── Available data

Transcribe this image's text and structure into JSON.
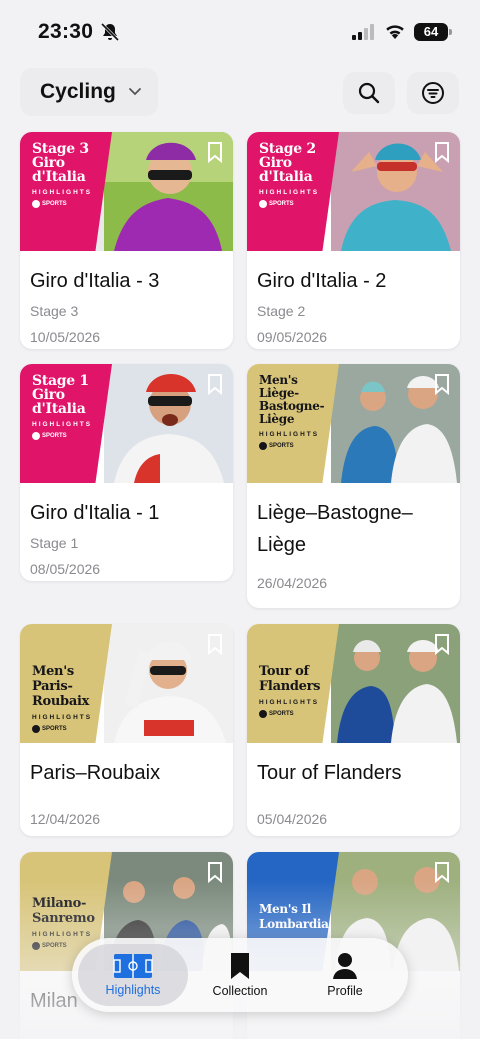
{
  "status": {
    "time": "23:30",
    "battery": "64"
  },
  "header": {
    "sport": "Cycling"
  },
  "cards": [
    {
      "title": "Giro d'Italia - 3",
      "subtitle": "Stage 3",
      "date": "10/05/2026",
      "thumb_text": "Stage 3 Giro d'Italia",
      "highlights": "HIGHLIGHTS",
      "network": "SPORTS",
      "theme": "pink"
    },
    {
      "title": "Giro d'Italia - 2",
      "subtitle": "Stage 2",
      "date": "09/05/2026",
      "thumb_text": "Stage 2 Giro d'Italia",
      "highlights": "HIGHLIGHTS",
      "network": "SPORTS",
      "theme": "pink"
    },
    {
      "title": "Giro d'Italia - 1",
      "subtitle": "Stage 1",
      "date": "08/05/2026",
      "thumb_text": "Stage 1 Giro d'Italia",
      "highlights": "HIGHLIGHTS",
      "network": "SPORTS",
      "theme": "pink"
    },
    {
      "title": "Liège–Bastogne–Liège",
      "subtitle": "",
      "date": "26/04/2026",
      "thumb_text": "Men's Liège-Bastogne-Liège",
      "highlights": "HIGHLIGHTS",
      "network": "SPORTS",
      "theme": "gold"
    },
    {
      "title": "Paris–Roubaix",
      "subtitle": "",
      "date": "12/04/2026",
      "thumb_text": "Men's Paris-Roubaix",
      "highlights": "HIGHLIGHTS",
      "network": "SPORTS",
      "theme": "gold"
    },
    {
      "title": "Tour of Flanders",
      "subtitle": "",
      "date": "05/04/2026",
      "thumb_text": "Tour of Flanders",
      "highlights": "HIGHLIGHTS",
      "network": "SPORTS",
      "theme": "gold"
    },
    {
      "title": "Milan",
      "subtitle": "",
      "date": "",
      "thumb_text": "Milano-Sanremo",
      "highlights": "HIGHLIGHTS",
      "network": "SPORTS",
      "theme": "gold"
    },
    {
      "title": "",
      "subtitle": "",
      "date": "",
      "thumb_text": "Men's Il Lombardia",
      "highlights": "",
      "network": "",
      "theme": "blue"
    }
  ],
  "tabs": [
    {
      "label": "Highlights",
      "icon": "pitch-icon"
    },
    {
      "label": "Collection",
      "icon": "bookmark-icon"
    },
    {
      "label": "Profile",
      "icon": "person-icon"
    }
  ],
  "colors": {
    "accent": "#1e6fe0",
    "pink": "#e0156a",
    "gold": "#d8c478"
  }
}
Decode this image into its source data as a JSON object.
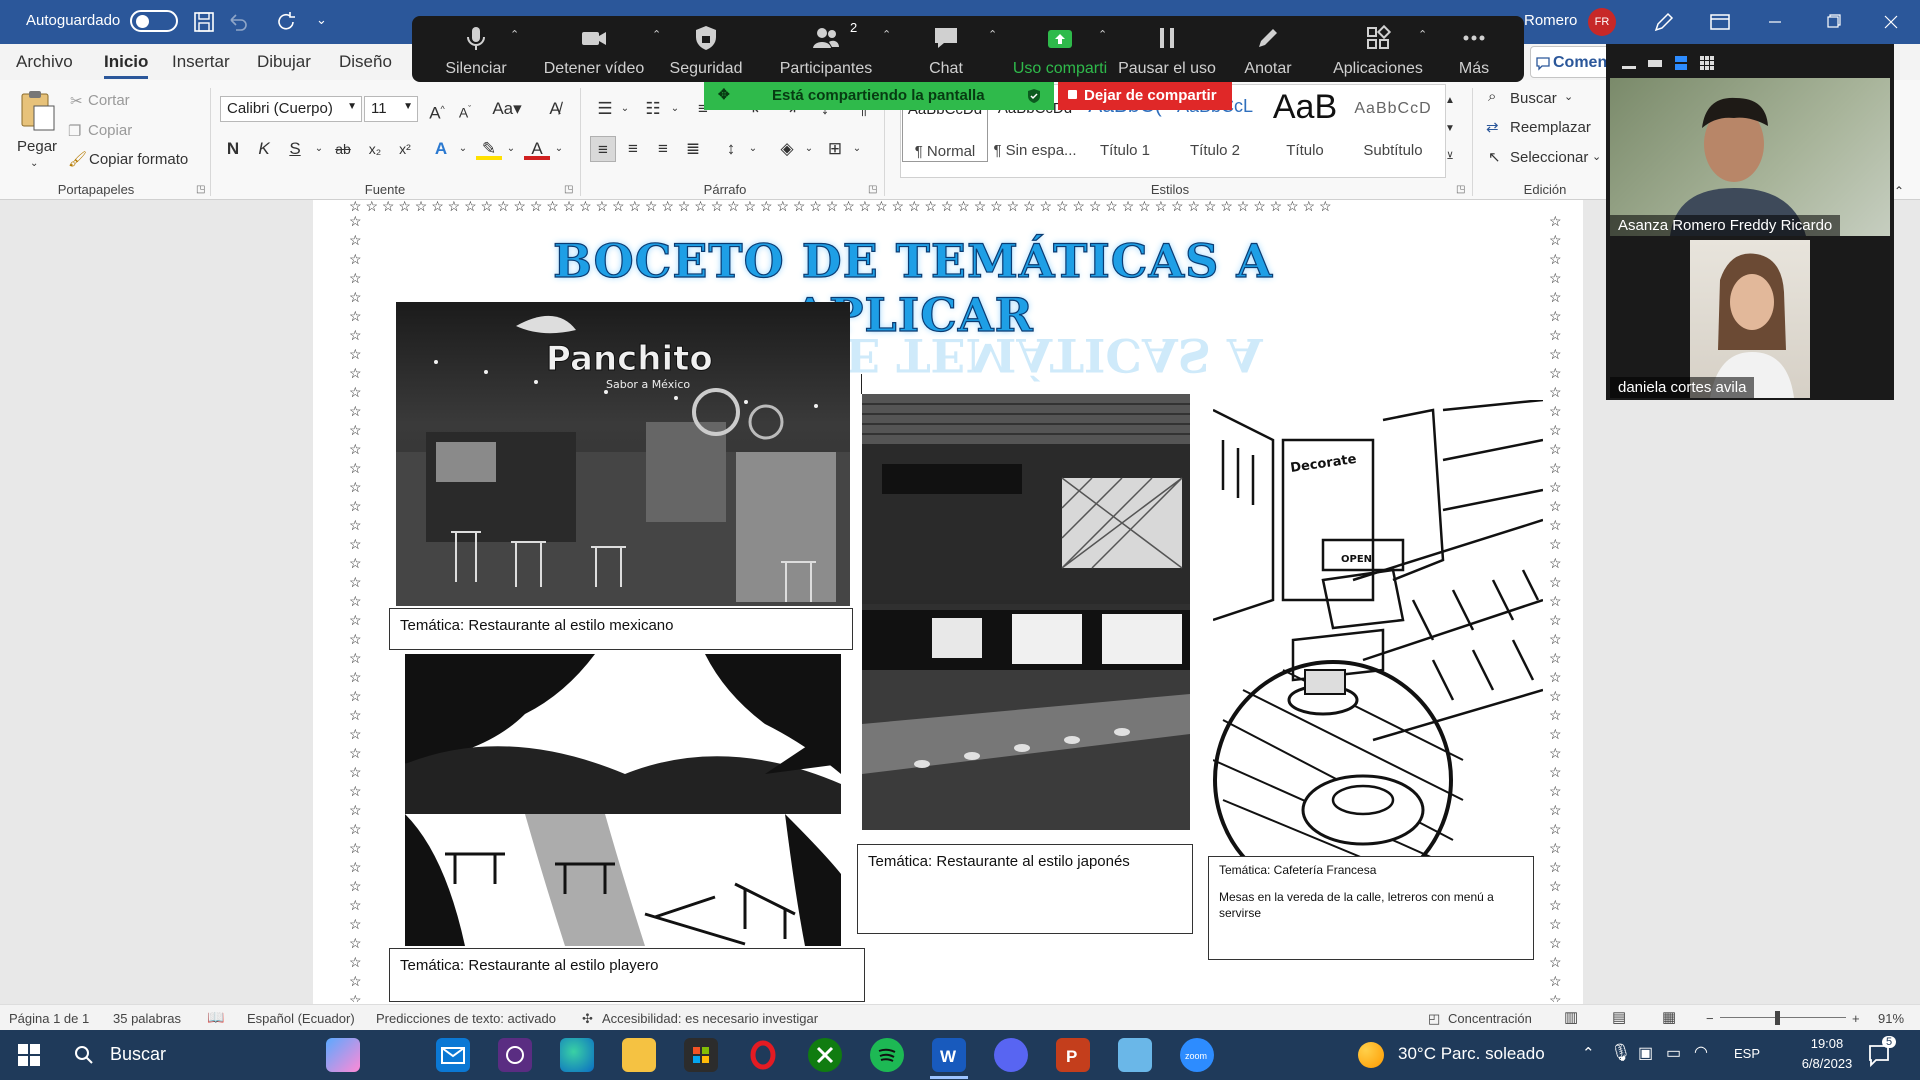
{
  "titlebar": {
    "autosave_label": "Autoguardado",
    "user_name": "Romero",
    "user_initials": "FR"
  },
  "tabs": [
    "Archivo",
    "Inicio",
    "Insertar",
    "Dibujar",
    "Diseño"
  ],
  "comment_button": "Comentar",
  "zoom_toolbar": {
    "mute": "Silenciar",
    "stop_video": "Detener vídeo",
    "security": "Seguridad",
    "participants": "Participantes",
    "participants_count": "2",
    "chat": "Chat",
    "share": "Uso comparti",
    "pause": "Pausar el uso",
    "annotate": "Anotar",
    "apps": "Aplicaciones",
    "more": "Más",
    "sharing_banner": "Está compartiendo la pantalla",
    "stop_share": "Dejar de compartir"
  },
  "ribbon": {
    "clipboard": {
      "paste": "Pegar",
      "cut": "Cortar",
      "copy": "Copiar",
      "format_painter": "Copiar formato",
      "group": "Portapapeles"
    },
    "font": {
      "family": "Calibri (Cuerpo)",
      "size": "11",
      "group": "Fuente",
      "bold": "N",
      "italic": "K",
      "underline": "S"
    },
    "paragraph": {
      "group": "Párrafo"
    },
    "styles": {
      "group": "Estilos",
      "items": [
        {
          "preview": "AaBbCcDd",
          "label": "¶ Normal"
        },
        {
          "preview": "AaBbCcDd",
          "label": "¶ Sin espa..."
        },
        {
          "preview": "AaBbC(",
          "label": "Título 1"
        },
        {
          "preview": "AaBbCcL",
          "label": "Título 2"
        },
        {
          "preview": "AaB",
          "label": "Título"
        },
        {
          "preview": "AaBbCcD",
          "label": "Subtítulo"
        }
      ]
    },
    "editing": {
      "find": "Buscar",
      "replace": "Reemplazar",
      "select": "Seleccionar",
      "group": "Edición"
    }
  },
  "document": {
    "title": "BOCETO DE TEMÁTICAS A APLICAR",
    "photo_sign_1": "Panchito",
    "photo_sign_2": "Sabor a México",
    "photo_sign_3": "Decorate",
    "photo_sign_4": "OPEN",
    "captions": {
      "mexican": "Temática: Restaurante al estilo mexicano",
      "beach": "Temática: Restaurante al estilo playero",
      "japanese": "Temática: Restaurante al estilo japonés",
      "french_title": "Temática: Cafetería Francesa",
      "french_desc": "Mesas en la vereda de la calle, letreros con menú a servirse"
    }
  },
  "participants": [
    {
      "name": "Asanza Romero Freddy Ricardo"
    },
    {
      "name": "daniela cortes avila"
    }
  ],
  "statusbar": {
    "page": "Página 1 de 1",
    "words": "35 palabras",
    "language": "Español (Ecuador)",
    "predictions": "Predicciones de texto: activado",
    "accessibility": "Accesibilidad: es necesario investigar",
    "focus": "Concentración",
    "zoom": "91%"
  },
  "taskbar": {
    "search": "Buscar",
    "weather": "30°C  Parc. soleado",
    "language": "ESP",
    "time": "19:08",
    "date": "6/8/2023",
    "notif_count": "5"
  }
}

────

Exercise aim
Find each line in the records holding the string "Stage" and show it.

Task answer
      "subtitle": "Stage 3",
      "thumb_text": "Stage 3 Giro d'Italia",
      "subtitle": "Stage 2",
      "thumb_text": "Stage 2 Giro d'Italia",
      "subtitle": "Stage 1",
      "thumb_text": "Stage 1 Giro d'Italia",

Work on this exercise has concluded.